Because of the potential adverse impact on the competitive bidding system of cancellation after bid prices have been exposed, a contracting agency must have a compelling reason to cancel an IFB after bid opening. FAR Sec. 14.404-1(a)(1); Days Inn Marina, B-254913, Jan. 18, 1994, 94-1 CPD Para. 23 at 2. A compelling reason to cancel a solicitation exists where material solicitation terms are ambiguous or in conflict. P.J. Dick, Inc., B-259166, B-260333, Mar. 6, 1995, 95-1 CPD Para. 131 at 4. Contracting officials have broad discretion to determine whether a compelling reason to cancel exists, and our review is limited to considering the reasonableness of that decision. H. Angelo & Co., Inc., B-260680.2, Aug. 21, 1995, 95-2 CPD Para. 74 at 3.
Here, we find that the Army reasonably concluded that it had a compelling reason to cancel the IFB after bid opening. The IFB contained conflicting terms with respect to the contract performance period, which is a material solicitation requirement. See The Ryan Co., B-275304, Feb. 6, 1997, 97-1 CPD Para. 62 at 3 n.1. The bid schedule stated that the performance period would expire January 31, 2003 (which was only 3 months after the October 23 bid opening date), but the IFB stated in other clauses that the period of performance would be 12 months from the date of award. The IFB also incorporated by reference the standard "Order of Precedence--Sealed Bidding" clause, FAR Sec. 52-214-29, which provides that solicitation inconsistency are to be resolved by giving precedence in the following order: (1) bid schedule; (2) representations and instructions; (3) contract clauses; (4) other documents, exhibits and attachments; and (5) specifications. Application of the Order of Precedence clause indicates that, as argued by the Army, any contract awarded under the IFB would have expired on January 31, 2003.
Paragon complains that it asked the agency before bid opening for clarification of the contract performance period and was informed that the performance period would be 12 months from date of award.

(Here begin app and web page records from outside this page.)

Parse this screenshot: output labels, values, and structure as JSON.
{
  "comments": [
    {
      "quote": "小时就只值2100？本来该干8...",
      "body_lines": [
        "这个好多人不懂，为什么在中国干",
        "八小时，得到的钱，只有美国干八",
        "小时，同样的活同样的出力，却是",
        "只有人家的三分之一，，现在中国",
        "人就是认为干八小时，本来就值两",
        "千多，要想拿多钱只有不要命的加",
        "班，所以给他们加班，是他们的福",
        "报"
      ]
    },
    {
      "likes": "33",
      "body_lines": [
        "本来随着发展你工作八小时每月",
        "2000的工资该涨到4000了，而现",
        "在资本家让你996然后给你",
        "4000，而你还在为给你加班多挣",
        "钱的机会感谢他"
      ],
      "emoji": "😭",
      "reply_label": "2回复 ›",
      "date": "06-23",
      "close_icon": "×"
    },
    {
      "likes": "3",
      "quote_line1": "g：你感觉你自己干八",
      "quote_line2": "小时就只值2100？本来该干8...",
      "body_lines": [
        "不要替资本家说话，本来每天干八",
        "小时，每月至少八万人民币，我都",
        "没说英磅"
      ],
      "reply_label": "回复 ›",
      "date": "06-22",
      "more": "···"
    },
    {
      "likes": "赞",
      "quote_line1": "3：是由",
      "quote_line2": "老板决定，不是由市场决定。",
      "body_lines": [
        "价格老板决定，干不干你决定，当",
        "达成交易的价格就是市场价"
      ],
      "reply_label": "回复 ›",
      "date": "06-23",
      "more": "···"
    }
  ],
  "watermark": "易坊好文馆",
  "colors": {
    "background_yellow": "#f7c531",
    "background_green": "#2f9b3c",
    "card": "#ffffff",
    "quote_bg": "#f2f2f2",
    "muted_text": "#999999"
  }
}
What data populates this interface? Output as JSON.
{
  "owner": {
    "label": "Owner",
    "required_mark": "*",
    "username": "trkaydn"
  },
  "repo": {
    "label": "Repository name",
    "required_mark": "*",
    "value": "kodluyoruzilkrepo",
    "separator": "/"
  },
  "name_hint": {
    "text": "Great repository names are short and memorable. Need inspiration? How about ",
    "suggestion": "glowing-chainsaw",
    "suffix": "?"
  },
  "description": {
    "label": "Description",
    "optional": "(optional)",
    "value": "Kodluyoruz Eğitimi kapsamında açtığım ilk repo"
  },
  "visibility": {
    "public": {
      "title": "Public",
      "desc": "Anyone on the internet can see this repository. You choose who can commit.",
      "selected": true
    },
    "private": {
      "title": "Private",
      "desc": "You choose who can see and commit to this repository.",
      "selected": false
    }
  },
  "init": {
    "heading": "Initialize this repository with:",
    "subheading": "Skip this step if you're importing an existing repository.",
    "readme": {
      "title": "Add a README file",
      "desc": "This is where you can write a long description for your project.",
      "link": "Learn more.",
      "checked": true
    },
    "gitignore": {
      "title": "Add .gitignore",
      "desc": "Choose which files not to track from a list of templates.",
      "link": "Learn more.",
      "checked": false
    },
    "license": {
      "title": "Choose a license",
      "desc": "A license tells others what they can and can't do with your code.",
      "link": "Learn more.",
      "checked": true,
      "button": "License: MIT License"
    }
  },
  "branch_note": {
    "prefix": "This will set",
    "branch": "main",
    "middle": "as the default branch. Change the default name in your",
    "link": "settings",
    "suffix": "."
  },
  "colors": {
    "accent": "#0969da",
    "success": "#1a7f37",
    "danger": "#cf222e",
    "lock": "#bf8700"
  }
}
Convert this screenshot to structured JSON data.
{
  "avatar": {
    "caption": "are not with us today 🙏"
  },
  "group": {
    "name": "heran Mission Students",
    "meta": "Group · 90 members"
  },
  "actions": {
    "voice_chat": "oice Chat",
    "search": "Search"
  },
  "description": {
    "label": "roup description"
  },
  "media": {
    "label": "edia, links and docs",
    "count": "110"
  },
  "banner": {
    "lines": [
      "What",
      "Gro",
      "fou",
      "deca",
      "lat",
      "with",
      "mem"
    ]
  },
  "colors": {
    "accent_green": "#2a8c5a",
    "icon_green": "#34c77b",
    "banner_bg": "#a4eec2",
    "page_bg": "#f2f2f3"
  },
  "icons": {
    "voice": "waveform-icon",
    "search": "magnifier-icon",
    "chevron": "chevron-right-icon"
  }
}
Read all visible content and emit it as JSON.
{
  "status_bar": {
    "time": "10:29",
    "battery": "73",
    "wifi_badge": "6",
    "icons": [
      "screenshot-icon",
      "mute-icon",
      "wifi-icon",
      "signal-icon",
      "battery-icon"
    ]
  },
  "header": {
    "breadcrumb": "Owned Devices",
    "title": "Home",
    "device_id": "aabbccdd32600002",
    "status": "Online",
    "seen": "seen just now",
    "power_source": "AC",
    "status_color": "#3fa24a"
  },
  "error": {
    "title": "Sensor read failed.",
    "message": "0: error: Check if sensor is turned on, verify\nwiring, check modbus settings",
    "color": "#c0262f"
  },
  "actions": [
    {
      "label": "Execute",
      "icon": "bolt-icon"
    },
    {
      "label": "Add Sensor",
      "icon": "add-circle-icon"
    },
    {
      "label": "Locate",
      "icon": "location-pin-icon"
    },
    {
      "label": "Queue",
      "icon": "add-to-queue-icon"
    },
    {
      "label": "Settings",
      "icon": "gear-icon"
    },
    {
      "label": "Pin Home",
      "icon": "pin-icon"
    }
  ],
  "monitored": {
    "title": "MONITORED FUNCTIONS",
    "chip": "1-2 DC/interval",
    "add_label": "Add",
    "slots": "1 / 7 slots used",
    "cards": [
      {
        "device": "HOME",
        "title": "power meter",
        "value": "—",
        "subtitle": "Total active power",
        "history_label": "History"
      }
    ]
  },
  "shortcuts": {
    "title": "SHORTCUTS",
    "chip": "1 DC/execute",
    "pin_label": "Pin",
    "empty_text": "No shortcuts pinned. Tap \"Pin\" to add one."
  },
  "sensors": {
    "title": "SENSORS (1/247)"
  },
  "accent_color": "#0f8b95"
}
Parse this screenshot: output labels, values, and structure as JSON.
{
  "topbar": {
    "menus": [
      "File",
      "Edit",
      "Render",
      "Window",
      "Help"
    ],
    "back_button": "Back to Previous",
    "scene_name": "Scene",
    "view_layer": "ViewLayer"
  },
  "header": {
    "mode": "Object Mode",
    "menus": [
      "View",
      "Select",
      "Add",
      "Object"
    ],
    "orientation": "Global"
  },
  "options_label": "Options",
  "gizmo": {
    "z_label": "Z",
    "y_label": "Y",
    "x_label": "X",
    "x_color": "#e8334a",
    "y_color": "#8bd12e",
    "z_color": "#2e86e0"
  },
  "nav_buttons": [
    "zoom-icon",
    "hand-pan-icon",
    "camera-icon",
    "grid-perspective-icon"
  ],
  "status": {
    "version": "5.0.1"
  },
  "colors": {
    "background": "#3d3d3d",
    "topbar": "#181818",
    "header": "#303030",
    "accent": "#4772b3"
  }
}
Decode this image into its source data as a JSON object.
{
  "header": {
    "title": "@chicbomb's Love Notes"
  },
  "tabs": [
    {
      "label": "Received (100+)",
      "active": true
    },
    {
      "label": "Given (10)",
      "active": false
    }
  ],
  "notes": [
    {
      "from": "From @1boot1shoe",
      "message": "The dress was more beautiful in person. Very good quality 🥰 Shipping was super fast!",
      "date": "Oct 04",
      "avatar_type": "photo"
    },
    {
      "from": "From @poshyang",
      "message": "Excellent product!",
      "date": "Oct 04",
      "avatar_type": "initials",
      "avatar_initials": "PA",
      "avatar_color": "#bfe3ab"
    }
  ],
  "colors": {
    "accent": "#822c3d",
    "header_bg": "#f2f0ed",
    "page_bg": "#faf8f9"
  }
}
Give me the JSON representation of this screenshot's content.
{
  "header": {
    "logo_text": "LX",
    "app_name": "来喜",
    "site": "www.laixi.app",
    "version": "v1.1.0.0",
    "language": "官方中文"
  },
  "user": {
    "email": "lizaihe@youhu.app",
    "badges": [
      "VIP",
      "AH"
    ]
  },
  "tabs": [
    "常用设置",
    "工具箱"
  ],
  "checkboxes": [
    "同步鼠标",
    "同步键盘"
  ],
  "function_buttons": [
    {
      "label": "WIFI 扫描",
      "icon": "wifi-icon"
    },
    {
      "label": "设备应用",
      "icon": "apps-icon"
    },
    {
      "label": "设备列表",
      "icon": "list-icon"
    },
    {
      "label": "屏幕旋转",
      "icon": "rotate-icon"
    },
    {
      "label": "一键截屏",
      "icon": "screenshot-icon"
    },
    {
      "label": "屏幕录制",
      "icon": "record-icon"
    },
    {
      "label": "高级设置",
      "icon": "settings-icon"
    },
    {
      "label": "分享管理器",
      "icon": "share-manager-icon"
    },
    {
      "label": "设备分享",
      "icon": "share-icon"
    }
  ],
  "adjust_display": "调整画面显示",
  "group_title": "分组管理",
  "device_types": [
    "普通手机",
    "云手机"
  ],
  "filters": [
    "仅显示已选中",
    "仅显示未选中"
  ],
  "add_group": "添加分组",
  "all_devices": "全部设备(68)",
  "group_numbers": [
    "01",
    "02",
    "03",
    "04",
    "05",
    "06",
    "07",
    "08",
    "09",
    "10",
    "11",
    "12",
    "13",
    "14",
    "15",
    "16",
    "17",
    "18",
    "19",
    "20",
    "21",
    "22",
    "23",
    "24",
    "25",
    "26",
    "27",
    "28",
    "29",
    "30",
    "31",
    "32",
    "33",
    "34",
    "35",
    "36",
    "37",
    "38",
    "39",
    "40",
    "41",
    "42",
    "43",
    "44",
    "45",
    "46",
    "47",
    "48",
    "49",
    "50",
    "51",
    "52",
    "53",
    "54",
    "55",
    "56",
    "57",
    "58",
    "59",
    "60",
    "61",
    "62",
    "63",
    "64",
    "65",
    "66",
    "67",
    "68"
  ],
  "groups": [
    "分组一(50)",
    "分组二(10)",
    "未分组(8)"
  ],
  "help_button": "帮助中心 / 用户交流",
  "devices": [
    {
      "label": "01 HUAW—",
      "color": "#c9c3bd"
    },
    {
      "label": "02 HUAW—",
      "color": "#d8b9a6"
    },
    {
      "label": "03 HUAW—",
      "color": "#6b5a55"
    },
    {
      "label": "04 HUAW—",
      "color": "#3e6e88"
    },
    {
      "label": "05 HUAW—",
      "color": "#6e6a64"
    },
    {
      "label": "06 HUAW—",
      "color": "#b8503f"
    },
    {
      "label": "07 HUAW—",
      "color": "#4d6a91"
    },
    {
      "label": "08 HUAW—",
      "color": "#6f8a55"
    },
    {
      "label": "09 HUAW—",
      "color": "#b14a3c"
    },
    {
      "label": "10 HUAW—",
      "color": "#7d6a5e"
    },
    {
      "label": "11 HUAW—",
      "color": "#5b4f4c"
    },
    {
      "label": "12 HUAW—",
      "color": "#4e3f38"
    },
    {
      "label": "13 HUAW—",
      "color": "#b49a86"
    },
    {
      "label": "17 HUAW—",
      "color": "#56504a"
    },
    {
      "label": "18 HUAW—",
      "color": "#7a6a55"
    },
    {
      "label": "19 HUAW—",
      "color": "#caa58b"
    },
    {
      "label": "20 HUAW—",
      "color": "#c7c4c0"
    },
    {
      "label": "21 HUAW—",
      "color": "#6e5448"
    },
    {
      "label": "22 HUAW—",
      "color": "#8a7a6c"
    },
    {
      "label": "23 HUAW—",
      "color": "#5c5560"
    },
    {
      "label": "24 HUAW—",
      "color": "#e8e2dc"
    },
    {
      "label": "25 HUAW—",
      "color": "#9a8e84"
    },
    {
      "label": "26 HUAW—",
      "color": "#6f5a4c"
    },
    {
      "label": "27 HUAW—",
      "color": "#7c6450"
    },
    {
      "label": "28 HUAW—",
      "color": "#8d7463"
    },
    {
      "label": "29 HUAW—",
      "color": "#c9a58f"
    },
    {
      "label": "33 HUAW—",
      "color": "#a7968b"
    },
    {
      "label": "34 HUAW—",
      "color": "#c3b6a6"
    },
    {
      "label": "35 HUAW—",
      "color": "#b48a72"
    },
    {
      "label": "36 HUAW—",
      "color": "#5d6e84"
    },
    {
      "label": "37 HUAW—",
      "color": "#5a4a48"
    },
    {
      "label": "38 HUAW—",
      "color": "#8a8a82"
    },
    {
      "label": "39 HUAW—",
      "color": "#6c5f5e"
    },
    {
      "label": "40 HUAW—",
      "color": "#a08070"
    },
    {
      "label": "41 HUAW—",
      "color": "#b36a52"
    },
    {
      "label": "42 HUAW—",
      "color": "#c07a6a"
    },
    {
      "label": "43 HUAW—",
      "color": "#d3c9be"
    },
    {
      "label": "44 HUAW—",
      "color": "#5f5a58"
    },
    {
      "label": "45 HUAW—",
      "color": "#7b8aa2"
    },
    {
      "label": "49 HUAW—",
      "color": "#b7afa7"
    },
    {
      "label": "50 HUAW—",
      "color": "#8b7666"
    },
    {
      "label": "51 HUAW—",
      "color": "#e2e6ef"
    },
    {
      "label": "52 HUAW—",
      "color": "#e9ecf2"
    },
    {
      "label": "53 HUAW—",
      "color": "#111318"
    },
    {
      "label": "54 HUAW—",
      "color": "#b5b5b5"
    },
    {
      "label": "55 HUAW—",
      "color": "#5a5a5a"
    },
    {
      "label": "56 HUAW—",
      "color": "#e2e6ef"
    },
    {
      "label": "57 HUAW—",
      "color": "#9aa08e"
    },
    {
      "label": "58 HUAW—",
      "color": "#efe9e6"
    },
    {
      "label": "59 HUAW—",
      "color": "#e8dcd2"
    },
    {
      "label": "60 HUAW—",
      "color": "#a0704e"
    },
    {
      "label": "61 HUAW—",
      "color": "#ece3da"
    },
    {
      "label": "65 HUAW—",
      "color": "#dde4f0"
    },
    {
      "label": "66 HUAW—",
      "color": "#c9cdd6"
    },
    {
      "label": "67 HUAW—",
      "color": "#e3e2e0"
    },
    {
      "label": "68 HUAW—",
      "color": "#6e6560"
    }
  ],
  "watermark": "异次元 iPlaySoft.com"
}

This only indicates, however, that Paragon itself recognized that there was an inconsistency in the material solicitations terms. Furthermore, the agency's advice that was apparently given only to Paragon did not amend the IFB to correct this inconsistency. See FAR Sec. 14.208 (solicitation amendments should be written and must be furnished to all prospective bidders). In this regard, apart from Paragon's speculation, there is no evidence of what other bidders understood the contract performance period to be.
We do not think that the Army was required to award contracts under this IFB with the intention of modifying the contract to extend the performance period from January 31, 2003 for another 10 months in order to realize a 12-month performance period. Furthermore, given that the wage determination contained in the IFB is out of date, modifying the contract after award may require that a new wage determination be applied to the contract, see FAR Sec. 52.222-41(c)(2)(iv)(B), which may result in contract claims against the agency. We agree with the contracting officer that the agency is not required to speculate as to what the contract price for these services will be.
Paragon also complains that the Army should not have issued the RFQ for these same services pending our decision in Paragon's protest of the cancellation of the IFB. Given our finding that the Army had compelling reason to cancel the IFB after bid opening, we have no basis to object to the agency's issuance of the RFQ to obtain these services for 3 months.
The protests are denied.
Anthony H. Gamboa General Counsel